Some people have felt that the Securities and Exchange Commission is delaying the approval of exchange-traded funds (ETFs) relating to Bitcoin (CCC:BTC-USD) and other cryptocurrencies.
One report says that there are now 18 applications for Bitcoin and related ETFs on the SEC’s dockets.
Some firms are now trying to apply specifically for a futures fund that will have BTC exposure. Bitwise, a crypto fund, recently applied for a futures fund with the SEC, according to online magazine Decrypt.
The appeal of a futures contract relates to the SEC’s apparent view that “Bitcoin is a commodity, and commodity futures trading is required to take place on a futures exchange regulated and supervised by the CFTC.” The CFTC is the Commodity Futures Trading Commission.
Bitcoin and Futures
Meanwhile, Canada is one of the countries where investors can buy cryptocurrency through ETFs tied to physical Bitcoin. Some of the applications with the SEC indicate that they will purchase Canadian funds.
So, in effect, the futures ETFs will not be specifically buying a “commodity” like BTC on a non-regulated exchange and physically being in custody of a commodity. They will be investing in a contract, not a commodity.
A lot of the applications for futures ETFs came after the chairman of the SEC Gary Gensler made a speech before the Aspen Security Conference on Aug. 3. In the middle of his speech, he said this:
“I look forward to the staff’s review of such filings, particularly if those are limited to these CME-traded Bitcoin futures.”
Virtually everyone who heard or read that thought, oh, the SEC is open to reviewing futures ETFs. But not so fast. Since then, it appears that the SEC has been reviewing the futures contracts ETFs with the same lack of alacrity as it had with the regular ETF filing applications.
Apparently, the SEC still has concerns that Bitcoin and other cryptos are subject to fraud and volatility, according to CNBC. They may be looking to come out with regulations covering Bitcoin trading and crypto exchanges soon. That may be one reason why they have been holding up ETF applications. They know that once those regulations are out and finalized, the ETF applications may have to be amended.
What Should Investors Do?
There is absolutely nothing stopping regular investors from buying well-known cryptocurrencies like Bitcoin and Ethereum (CCC:ETH-USD) in most regular brokerage accounts. In addition, Bitcoin and Ethereum, as well as a good number of other cryptos, can be bought online with Coinbase (NASDAQ:COIN), which is the largest of several other crypto exchanges.
So why would anyone want to buy Bitcoin in an ETF? You should only buy an ETF is to get a smattering, a diversified group of similar grouped by one theme.
There are probably only a very few cryptos that the SEC would even consider allowing to be bought in a cryptocurrency ETF. And one centered only on Bitcoin sort of begs the question – why bother? Investing in Bitcoin is very easy for regular investors to do otherwise.

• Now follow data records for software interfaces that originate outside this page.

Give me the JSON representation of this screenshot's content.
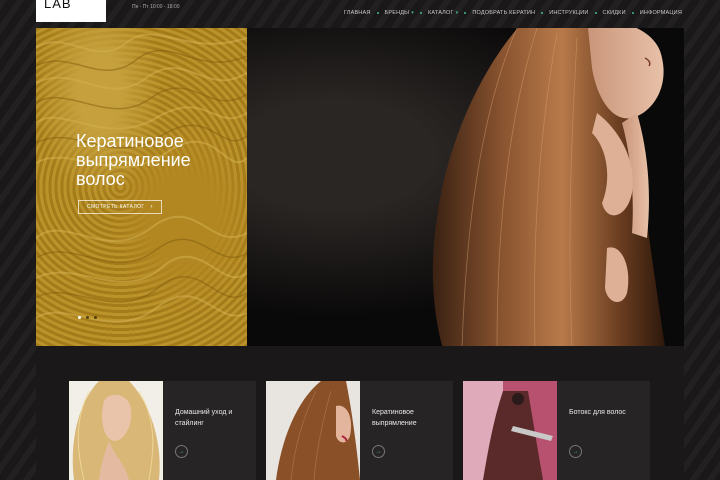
{
  "header": {
    "logo": "LAB",
    "hours": "Пн - Пт 10:00 - 18:00",
    "nav": [
      {
        "label": "Главная",
        "dropdown": false
      },
      {
        "label": "Бренды",
        "dropdown": true
      },
      {
        "label": "Каталог",
        "dropdown": true
      },
      {
        "label": "Подобрать кератин",
        "dropdown": false
      },
      {
        "label": "Инструкции",
        "dropdown": false
      },
      {
        "label": "Скидки",
        "dropdown": false
      },
      {
        "label": "Информация",
        "dropdown": false
      }
    ]
  },
  "hero": {
    "title": "Кератиновое выпрямление волос",
    "button_label": "Смотреть каталог",
    "slide_count": 3,
    "active_slide": 1
  },
  "cards": [
    {
      "label": "Домашний уход и стайлинг"
    },
    {
      "label": "Кератиновое выпрямление"
    },
    {
      "label": "Ботокс для волос"
    }
  ],
  "colors": {
    "accent": "#3fb99b",
    "background": "#1c1a1a",
    "hero_gold": "#c89b2a"
  }
}
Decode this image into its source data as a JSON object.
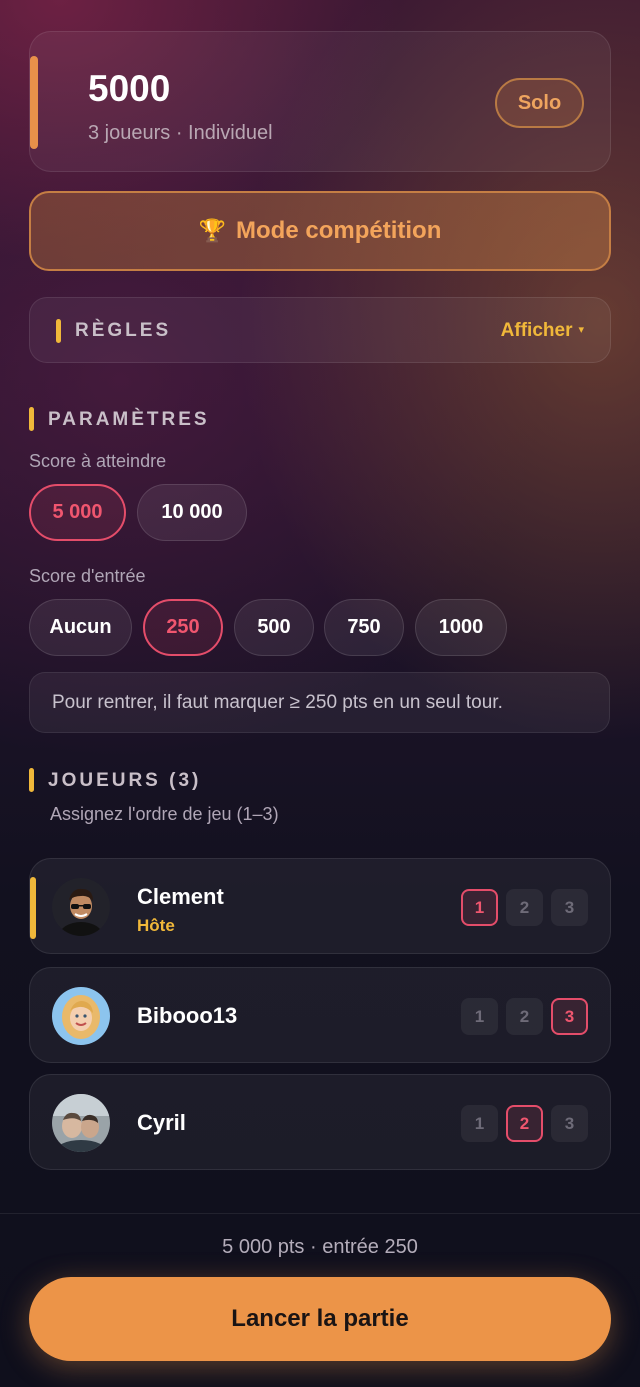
{
  "header": {
    "title": "5000",
    "subtitle": "3 joueurs · Individuel",
    "badge": "Solo"
  },
  "competition": {
    "icon": "trophy-icon",
    "label": "Mode compétition"
  },
  "rules": {
    "title": "RÈGLES",
    "toggle_label": "Afficher",
    "toggle_caret": "▾"
  },
  "parameters": {
    "title": "PARAMÈTRES",
    "target_label": "Score à atteindre",
    "target_options": [
      "5 000",
      "10 000"
    ],
    "target_selected": "5 000",
    "entry_label": "Score d'entrée",
    "entry_options": [
      "Aucun",
      "250",
      "500",
      "750",
      "1000"
    ],
    "entry_selected": "250",
    "entry_note": "Pour rentrer, il faut marquer ≥ 250 pts en un seul tour."
  },
  "players": {
    "title": "JOUEURS (3)",
    "subtitle": "Assignez l'ordre de jeu (1–3)",
    "order_labels": [
      "1",
      "2",
      "3"
    ],
    "list": [
      {
        "name": "Clement",
        "role": "Hôte",
        "order": "1"
      },
      {
        "name": "Bibooo13",
        "role": "",
        "order": "3"
      },
      {
        "name": "Cyril",
        "role": "",
        "order": "2"
      }
    ]
  },
  "footer": {
    "summary": "5 000 pts · entrée 250",
    "launch_label": "Lancer la partie"
  },
  "colors": {
    "accent_orange": "#ec9448",
    "accent_yellow": "#f0b83a",
    "selected_pink": "#e44d6a"
  }
}
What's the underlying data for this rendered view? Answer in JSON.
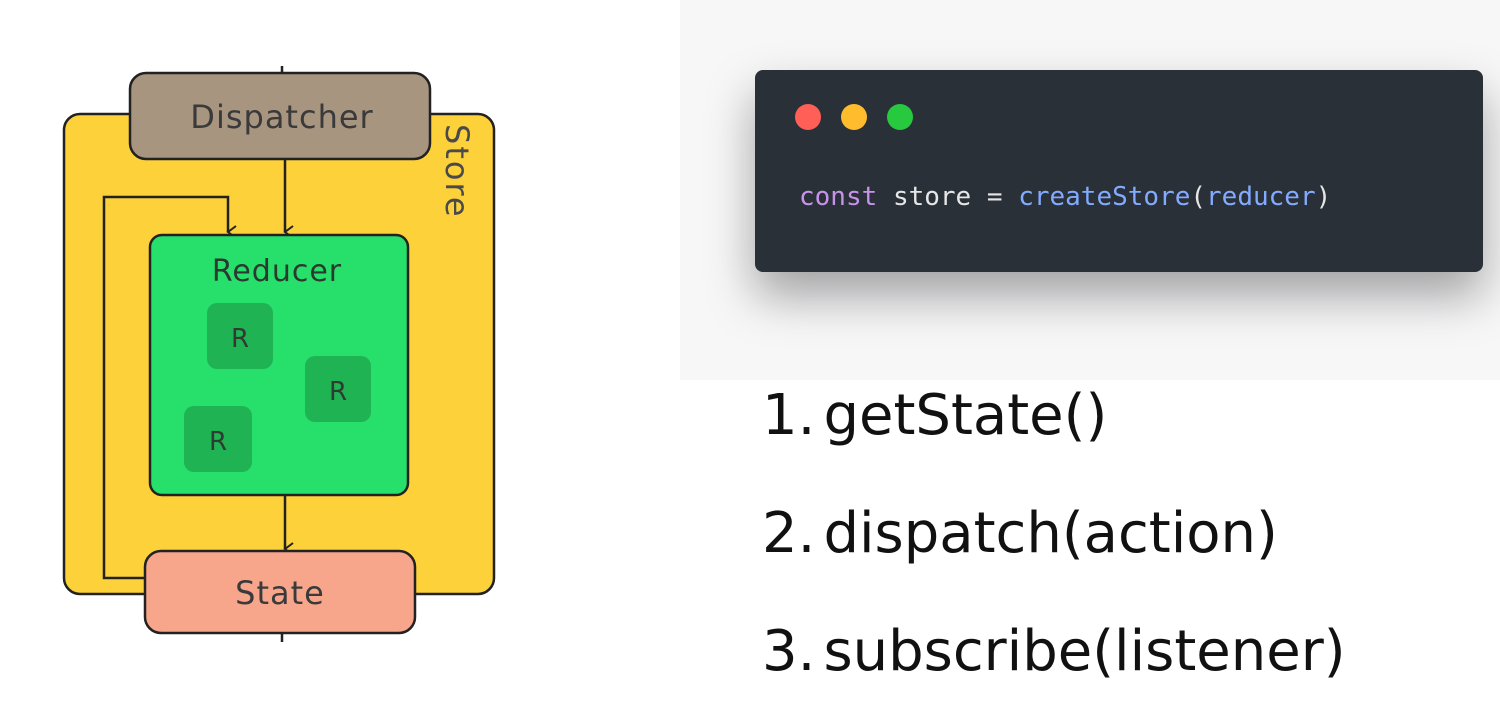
{
  "diagram": {
    "dispatcher_label": "Dispatcher",
    "store_label": "Store",
    "reducer_label": "Reducer",
    "sub_reducer_label": "R",
    "state_label": "State"
  },
  "code": {
    "keyword": "const",
    "variable": "store",
    "operator": "=",
    "function": "createStore",
    "open_paren": "(",
    "argument": "reducer",
    "close_paren": ")"
  },
  "api_methods": [
    {
      "number": "1.",
      "name": "getState()"
    },
    {
      "number": "2.",
      "name": "dispatch(action)"
    },
    {
      "number": "3.",
      "name": "subscribe(listener)"
    }
  ],
  "colors": {
    "store": "#fdd13a",
    "dispatcher": "#a89580",
    "reducer": "#27e06b",
    "sub_reducer": "#1fb354",
    "state": "#f7a58b",
    "code_bg": "#2a3038"
  }
}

My View on ETFs
Of course, don’t listen to me, as I have consistently been very negative on the whole ETF industry in the first place. It is simply another tool for Wall Street to charge recurring fees on regular investors. Many ETFs are more easily duplicated in an investor’s portfolio much more cheaply.
Therefore, don’t hold your nose for the SEC approving a futures ETF anytime soon. Even if it does, most are better off with a long position in Bitcoin itself. That is better than taking a stake in a highly leveraged futures BTC futures contract vehicle.
On the date of publication, Mark R. Hake held a long position in Bitcoin and Ethereum but not in any other security (directly or indirectly) mentioned in the article. The opinions expressed in this article are those of the writer, subject to the InvestorPlace.com Publishing Guidelines.